··· Source data ···
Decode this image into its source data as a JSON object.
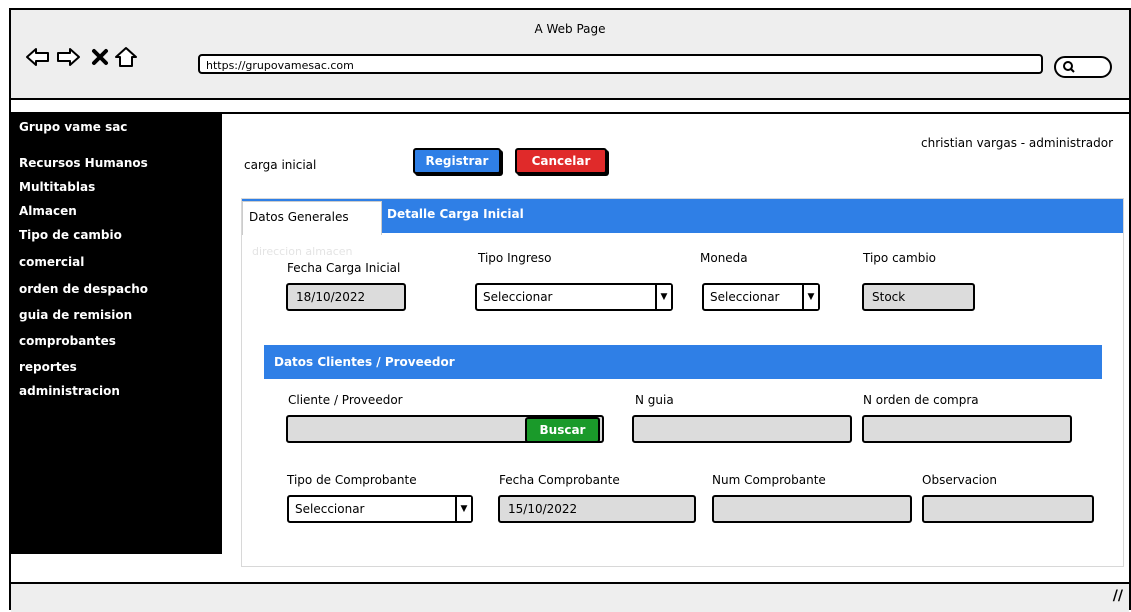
{
  "window": {
    "title": "A Web Page",
    "url": "https://grupovamesac.com"
  },
  "sidebar": {
    "brand": "Grupo vame sac",
    "items": [
      "Recursos Humanos",
      "Multitablas",
      "Almacen",
      "Tipo de cambio",
      "comercial",
      "orden de despacho",
      "guia de remision",
      "comprobantes",
      "reportes",
      "administracion"
    ]
  },
  "header": {
    "user": "christian vargas - administrador",
    "page_title": "carga inicial"
  },
  "toolbar": {
    "register": "Registrar",
    "cancel": "Cancelar"
  },
  "tabs": {
    "active": "Datos Generales",
    "other": "Detalle Carga Inicial"
  },
  "ghost_label": "direccion almacen",
  "form": {
    "fecha_carga_label": "Fecha Carga Inicial",
    "fecha_carga_value": "18/10/2022",
    "tipo_ingreso_label": "Tipo Ingreso",
    "tipo_ingreso_value": "Seleccionar",
    "moneda_label": "Moneda",
    "moneda_value": "Seleccionar",
    "tipo_cambio_label": "Tipo cambio",
    "tipo_cambio_value": "Stock"
  },
  "section2": {
    "title": "Datos Clientes / Proveedor",
    "cliente_label": "Cliente / Proveedor",
    "buscar": "Buscar",
    "nguia_label": "N guia",
    "norden_label": "N orden de compra",
    "tipo_comp_label": "Tipo de Comprobante",
    "tipo_comp_value": "Seleccionar",
    "fecha_comp_label": "Fecha Comprobante",
    "fecha_comp_value": "15/10/2022",
    "num_comp_label": "Num Comprobante",
    "obs_label": "Observacion"
  },
  "colors": {
    "accent": "#2f7fe6",
    "register": "#2f7fe6",
    "cancel": "#e02a2a",
    "buscar": "#1a9a2a"
  }
}
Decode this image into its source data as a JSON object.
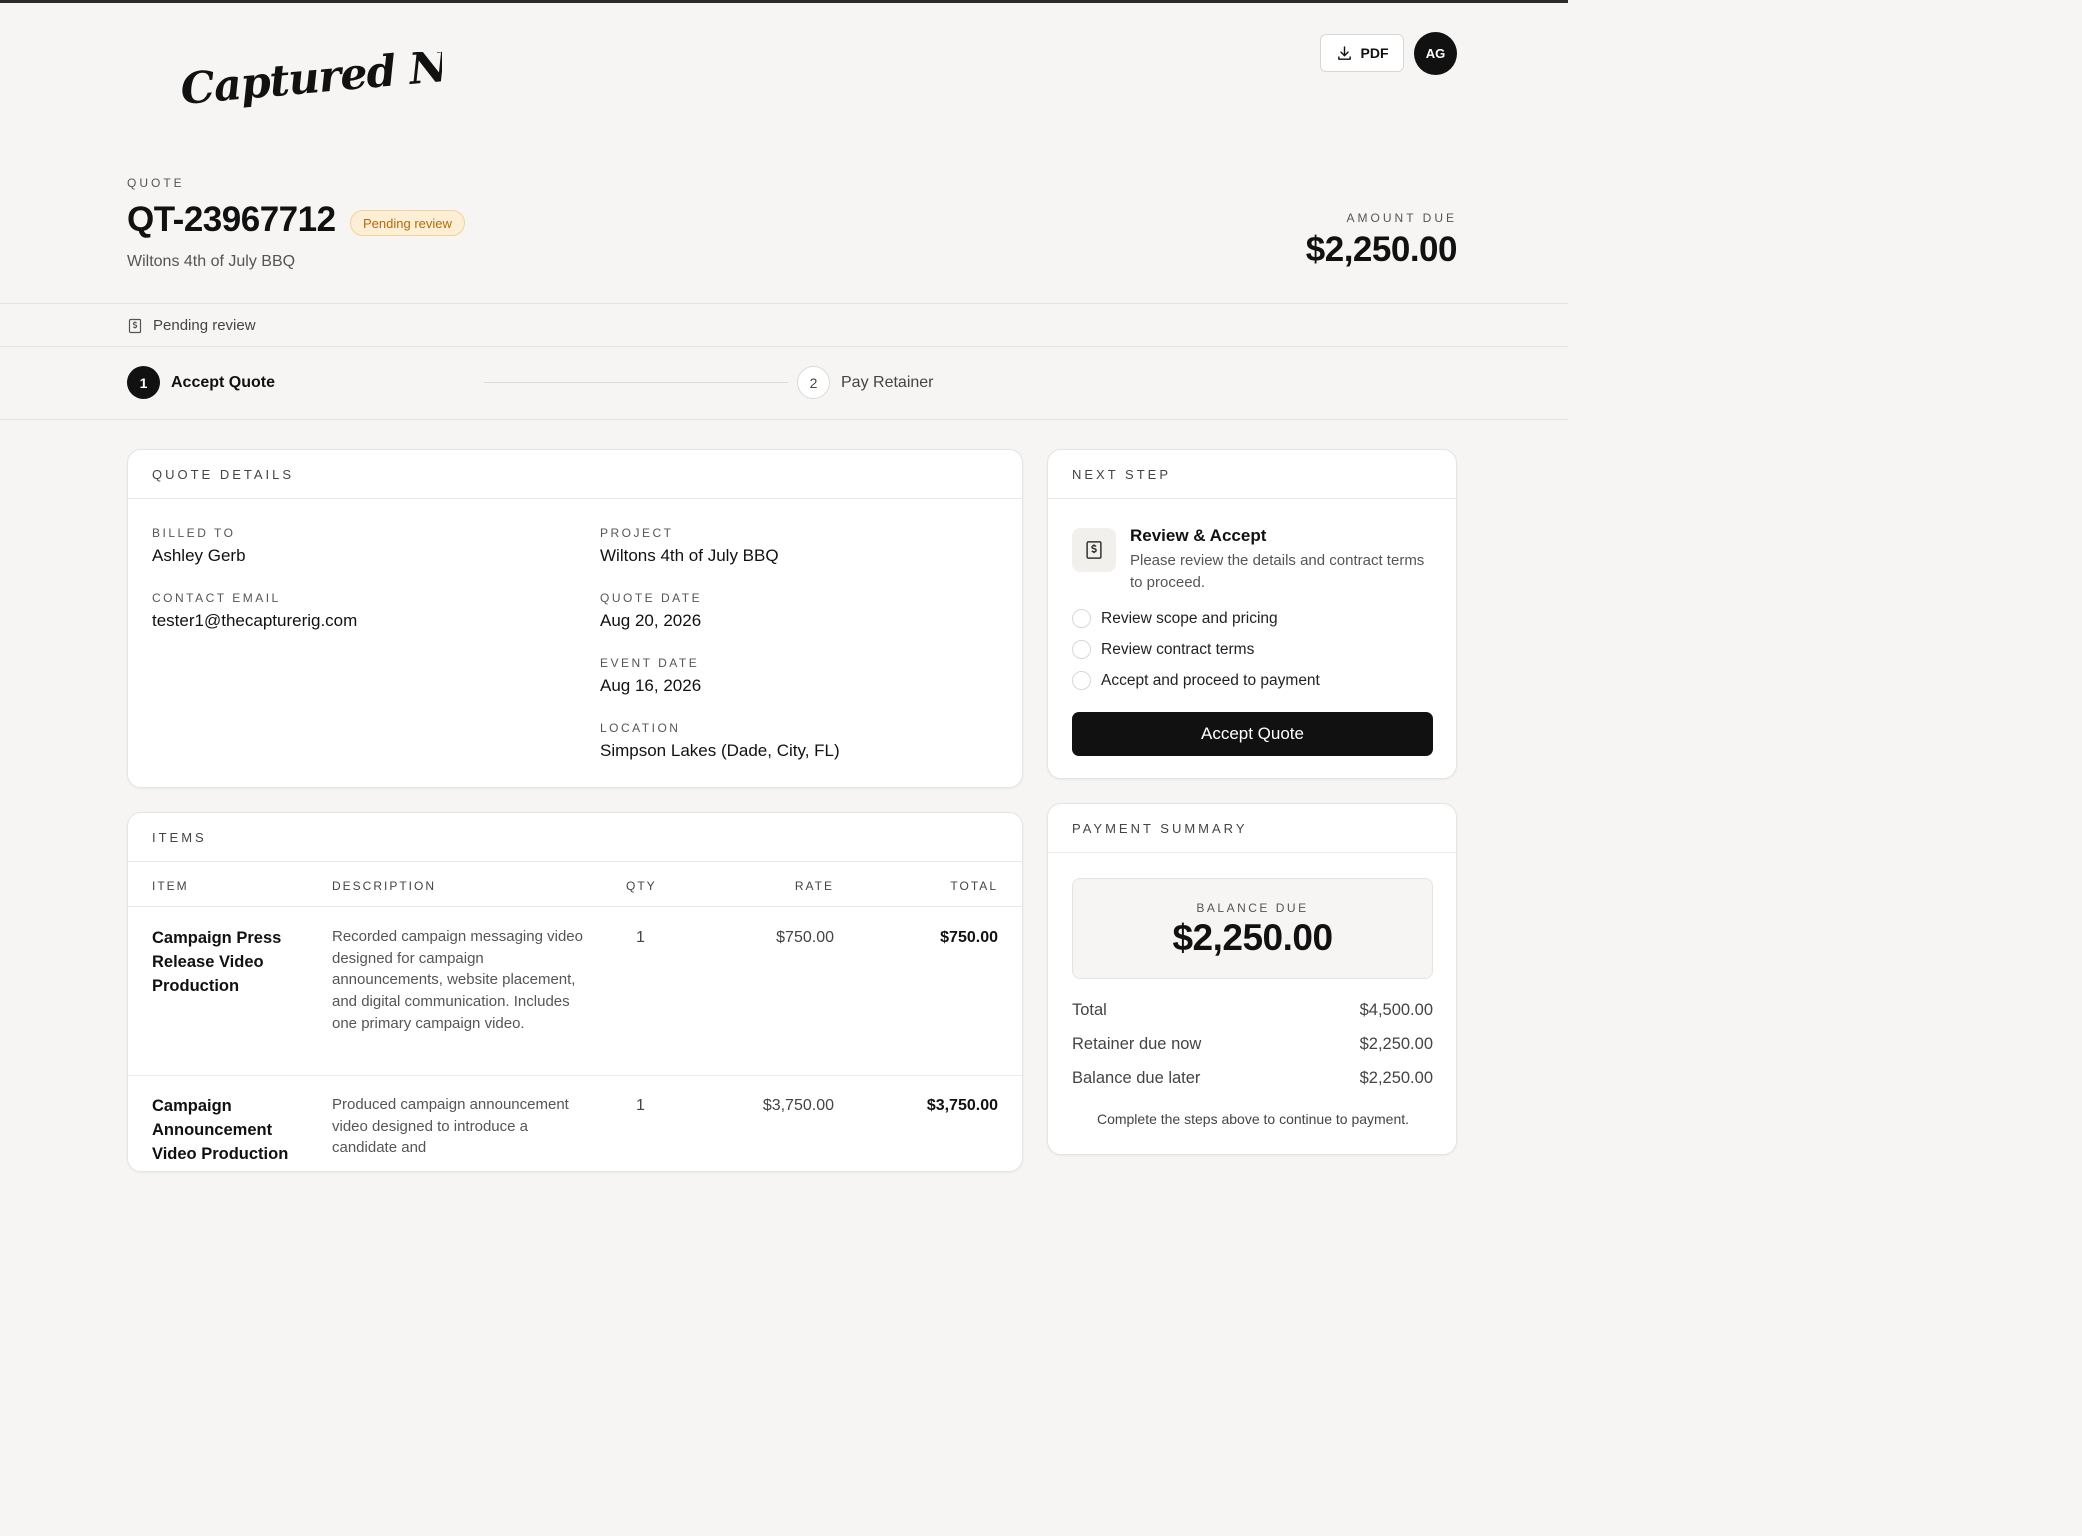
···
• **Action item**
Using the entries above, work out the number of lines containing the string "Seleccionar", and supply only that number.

• **Reply to the task**
3